“There may have been two or three [allegations] which I was not aware of, but I was for the rest of it,” he told CNN in an interview after the lawsuit was uncovered, adding that the allegations contributed to the “complete destruction” of the image of Trump as an expert businessman.
Trump reportedly overestimated the value his name added to Trump National Golf Club, Jupiter in Florida, on so-called financial disclosure statements submitted to banks and tax authorities. The statements said there was no brand bonus, but nevertheless claimed that his image increased property values by 30% in 2013 and 2014, and 15% from 2015 to 2020, according to James.
Trump also claimed his own triplex apartment in Trump Tower as 30,000 square feet when it was actually a hair under 11,000, resulting in a 2015 valuation of $327 million in total or 29 $738 per square foot, according to the attorney general.
In a statement, Trump’s attorney Alina Habba repeated the former president’s claim that the case is politically motivated.
“Today’s brief is neither fact- or law-driven — rather, it is solely focused on advancing the attorney general’s policy agenda,” Habba said. “It is abundantly clear that the Attorney General’s Office has exceeded its statutory authority by interfering in transactions where absolutely no wrongdoing has taken place. We are confident that our legal system will not tolerate this unchecked abuse of power, and we look forward to defending our client against each of the Attorney General’s baseless claims.
For those who knew Trump when he was a player in the real estate world in New York decades ago, however, the sprawling fraud alleged in the lawsuit came as no surprise.
“The guy is completely untrustworthy. Everyone knew you couldn’t take their word for it. That’s why he hasn’t built anything for years,” a top real estate executive, who spoke only on condition of anonymity, said in an interview.
The person said it was common knowledge among developers that Trump easily engaged in shady business practices and described much of his real estate portfolio as a marketing and branding scheme.
“He’s a master of hyperbole and has been exaggerating his role and importance for decades,” said another developer who would speak only on condition of anonymity.
If successful, James’ lawsuit would bar Trump from all commercial real estate transactions for five years, which could spell the end of what remains of his real estate empire.

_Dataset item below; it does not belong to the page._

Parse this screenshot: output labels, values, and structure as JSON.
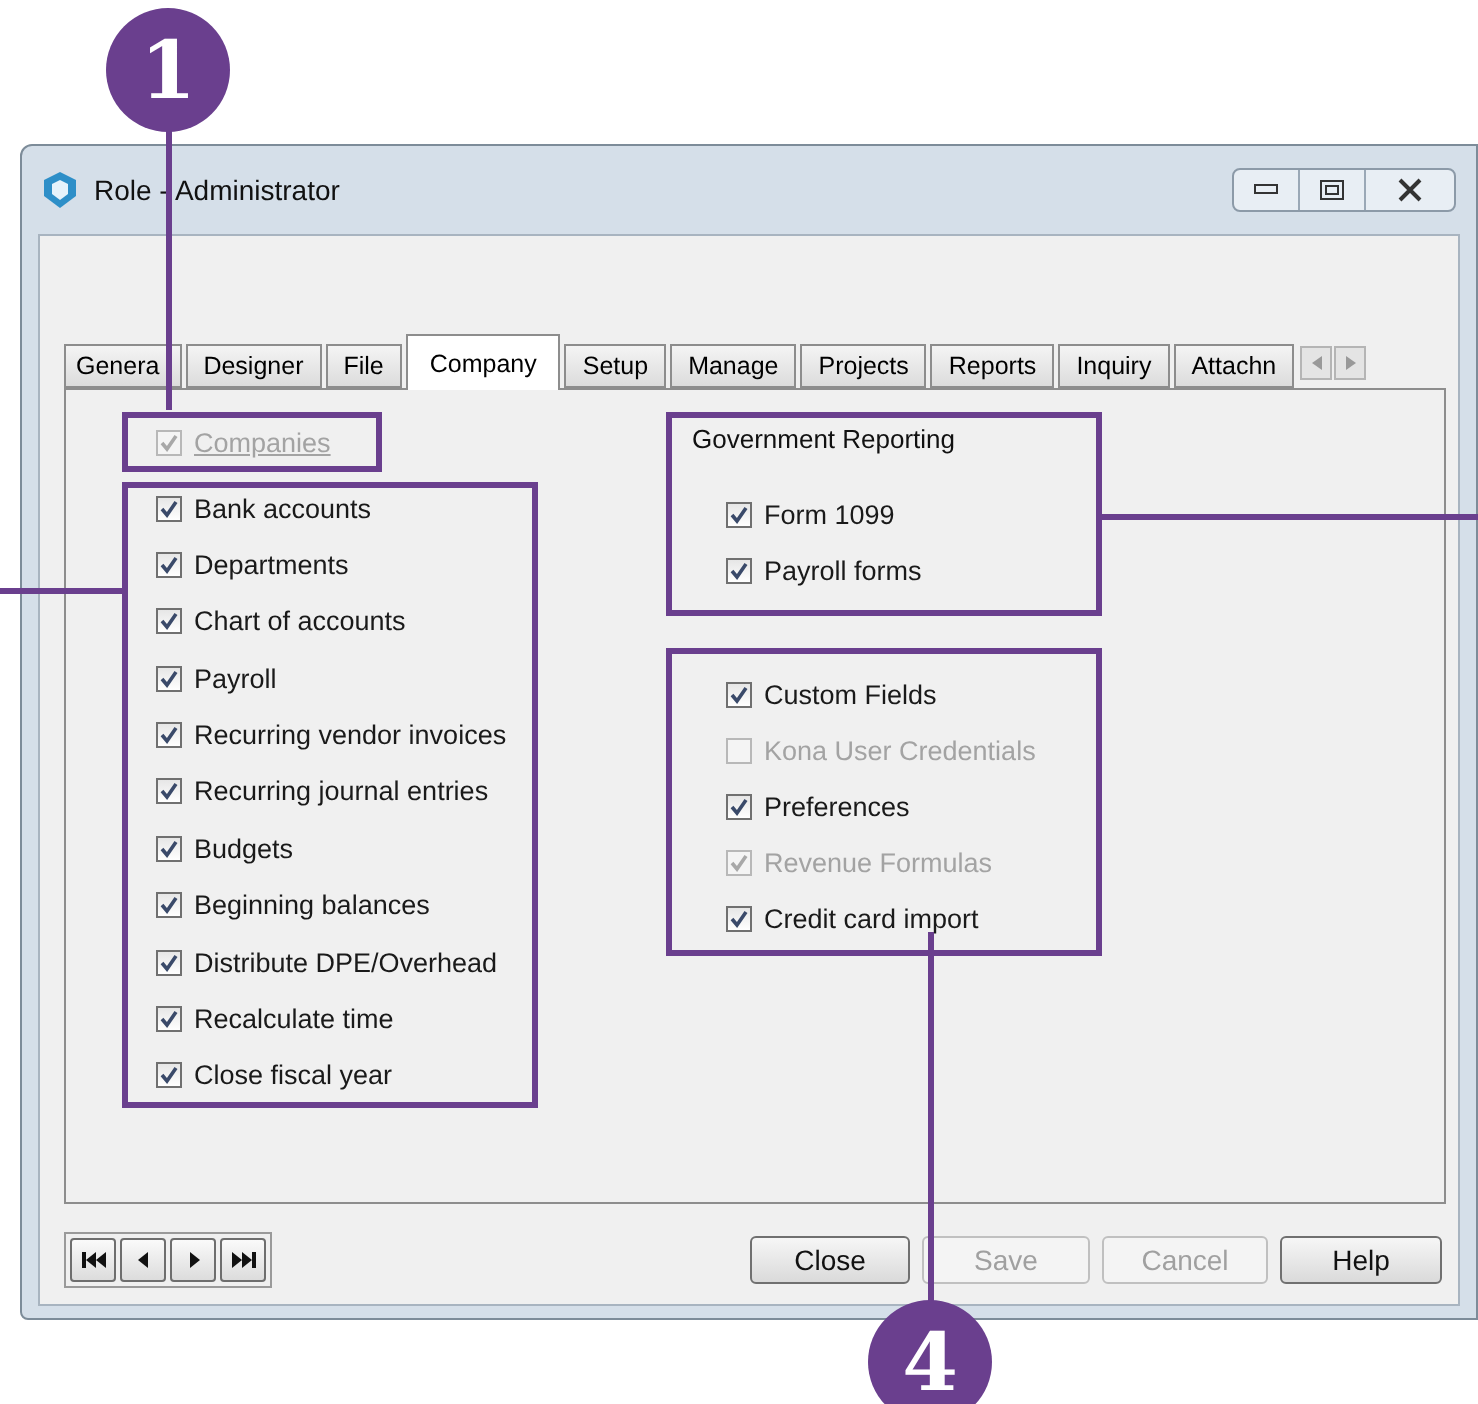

The AG says Trump priced his Mar-a-Lago club in Florida at $739 million – when it was actually worth a tenth – based on the “false premise” that he could be used for residential purposes, even if he had signed deeds excluding this possibility.
The lawsuit also details how Trump allegedly obtained a loan in 2015 from Ladder Capital Finance based on allegedly inflated valuations of real estate firm Cushman & Wakefield of 40 Wall Street, an office tower in Lower Manhattan for which the Trump Organization owns. a land lease. Cushman, who declined to comment for the article, valued it at $540 million through a series of “unreasonable adjustments”, James alleged.
But Trump nonetheless claimed the property was worth $735.4 million on a financial statement submitted in support of the 2015 loan application, according to the AG’s office. Three years earlier he reportedly valued the property at $527 million, despite a bank-ordered appraisal it was worth just $220 million, James says.
At Trump Tower, the 58-story skyscraper on Fifth Avenue that also houses the headquarters of the Trump Organization, the company said it consulted “outside professionals” to arrive at valuations in annual financial statements between 2011 and 2019. But the suit says there is ‘no evidence’ such a third-party valuation took place and alleges the company carried out a ‘coordinated series of actions’ to artificially inflate the estimated price. of the building.
James says Trump further misrepresented his net worth by repeatedly counting funds he did not control, such as money held by Vornado Partnership Interests, in which he had a minority stake.
Trump’s tax returns also failed to mention his 50% stake in a joint venture in a Las Vegas hotel-condo tower, James alleged. In 2015, his organization submitted an appraisal of nearly $25 million for the Trump International Hotel and Tower to challenge the taxes Nevada was charging it. Yet that same year, his company reported the property was worth $107 million — “a value the Trump Organization achieved using fraudulent methods,” according to legal papers James released.
At several Trump Organization golf courses — from Briarcliff Manor, New York, to Colts Neck, New Jersey, to Mooresville, North Carolina — the company has inflated the value of unsold memberships to further boost valuations.
“The fraud scheme used by Mr. Trump and the Trump Organization was staggering,” James said at a press conference announcing his highly anticipated trial.
Olivia Olander contributed to this report.